simple clothes — say a light, loose
dress and sneakers — look instantly cool with the accessories she dons. And the creations are her own. This is no Bling Ring look, though; with her designs, Beer steers away from the splashes of neon and crystal. Instead, the budding
jewelry designer and works with juxtaposing elements, like gold-dipped
leather, to create her
signature pieces. The results are placing her on the radar of editors and consumers alike.
Beer, 25, hails from horse country in Virginia, where her family still lives, and her father plays polo. After venturing to New York City for school, she studied womenswear design at Parsons before realizing that she had a penchant for a different kind of adornment, and enrolled in the Fitzgerald Jewelry School in Brooklyn. Now she works out of Manhattan on Chrystie Street, a space she shares with an architect, making runs up to the Diamond District, which she emphatically describes as “a bit crazy.” Beers works alone to design the samples, which take between one to two weeks to create for a single piece, then uses a production team to scale for sale.
She just launched her line last season, making Spring/Summer her first collection. Her style speaks in a simple language and the last season’s gunmetal and silver tones danced on a gothic tightrope in angular shapes like triangles (dubbed the “buckler”, which has become a signature shape) and the God’s eye necklace. Unlike most designers who tend towards darker palettes for fall, Beer brightened up.
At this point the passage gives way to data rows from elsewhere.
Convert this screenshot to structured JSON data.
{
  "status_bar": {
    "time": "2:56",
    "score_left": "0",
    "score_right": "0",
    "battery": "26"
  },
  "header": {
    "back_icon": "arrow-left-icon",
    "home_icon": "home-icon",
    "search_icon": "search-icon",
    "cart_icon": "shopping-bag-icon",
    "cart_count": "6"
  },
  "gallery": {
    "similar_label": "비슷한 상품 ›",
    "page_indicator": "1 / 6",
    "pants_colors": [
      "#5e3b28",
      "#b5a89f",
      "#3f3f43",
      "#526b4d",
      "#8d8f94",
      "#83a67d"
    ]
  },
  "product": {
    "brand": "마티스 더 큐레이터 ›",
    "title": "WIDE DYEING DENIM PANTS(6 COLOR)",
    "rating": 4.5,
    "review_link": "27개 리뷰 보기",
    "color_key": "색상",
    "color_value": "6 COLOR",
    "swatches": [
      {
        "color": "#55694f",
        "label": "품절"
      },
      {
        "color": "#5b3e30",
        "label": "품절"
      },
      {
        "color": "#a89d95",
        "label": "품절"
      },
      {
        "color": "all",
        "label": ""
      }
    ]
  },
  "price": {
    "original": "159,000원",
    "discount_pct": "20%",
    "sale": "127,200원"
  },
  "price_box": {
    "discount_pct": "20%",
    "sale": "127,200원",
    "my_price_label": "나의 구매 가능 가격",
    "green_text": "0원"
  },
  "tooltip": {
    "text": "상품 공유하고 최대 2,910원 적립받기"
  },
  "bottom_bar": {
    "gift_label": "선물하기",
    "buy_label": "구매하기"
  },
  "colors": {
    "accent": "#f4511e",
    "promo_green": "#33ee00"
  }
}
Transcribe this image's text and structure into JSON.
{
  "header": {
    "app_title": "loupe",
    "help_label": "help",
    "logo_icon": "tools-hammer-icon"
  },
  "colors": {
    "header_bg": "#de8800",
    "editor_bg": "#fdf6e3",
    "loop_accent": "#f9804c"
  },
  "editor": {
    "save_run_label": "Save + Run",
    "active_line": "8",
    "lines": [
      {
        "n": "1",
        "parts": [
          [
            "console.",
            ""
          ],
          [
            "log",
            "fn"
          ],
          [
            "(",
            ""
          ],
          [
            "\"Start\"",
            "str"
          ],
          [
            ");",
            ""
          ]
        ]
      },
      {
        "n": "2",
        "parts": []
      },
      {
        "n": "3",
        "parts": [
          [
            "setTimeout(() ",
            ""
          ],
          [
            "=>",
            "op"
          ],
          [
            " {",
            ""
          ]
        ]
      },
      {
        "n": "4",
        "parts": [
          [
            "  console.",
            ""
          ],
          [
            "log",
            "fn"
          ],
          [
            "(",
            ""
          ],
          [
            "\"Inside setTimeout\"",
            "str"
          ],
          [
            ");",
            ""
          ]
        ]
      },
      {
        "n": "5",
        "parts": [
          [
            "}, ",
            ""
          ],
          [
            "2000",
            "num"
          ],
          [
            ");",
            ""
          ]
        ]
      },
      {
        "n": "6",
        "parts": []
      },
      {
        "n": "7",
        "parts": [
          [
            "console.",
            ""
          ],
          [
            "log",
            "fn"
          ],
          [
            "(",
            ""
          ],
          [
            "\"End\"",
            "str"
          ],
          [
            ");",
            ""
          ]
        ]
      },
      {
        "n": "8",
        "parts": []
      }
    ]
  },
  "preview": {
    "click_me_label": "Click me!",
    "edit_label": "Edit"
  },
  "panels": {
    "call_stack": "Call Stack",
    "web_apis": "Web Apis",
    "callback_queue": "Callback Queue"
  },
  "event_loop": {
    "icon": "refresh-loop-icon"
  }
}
“The fall/winter collection is taking some of the shapes from spring/summer 2013 and kind of filling that negative space and creating a canvas to adorn that space,” Beers said. “So that’s the wrapping you see,” she added, pointing to turquoise string painstakingly wrapped around each God’s eye that creates a hypnotic and unique necklace.
The new collection also includes the mini- and regular bolero bangle, a silver crescent that can be worn on the wrist or higher up on the arm, and is secured with a purple or turquoise bungee.
It should come as no surprise that Beer’s ideal customer sees the humor and joie de vivre in dressing. “I like a woman who is playful and curious, and doesn’t take fashion way too seriously.”
And she’s a woman of the ages, adding that she has recently bridged the age gap with customers in their '60s. Not only is this universally appealing, it’s a business win for the young designer, who manages to keep herself not pigeonholed. She's gotten herself into doors in Aspen, San Francisco, and New York like Artifact carry it, in addition to Hadria’s online website, which is a little rough around the digital edges, but still connects any potential customer to the Hadria world.
Next on the docket for Beers? Collaborations with other designers, a menswear line (“I’ve gotten some orders from men”), expanding into more stores, and a whole lotta deco inspiration and midi rings galore.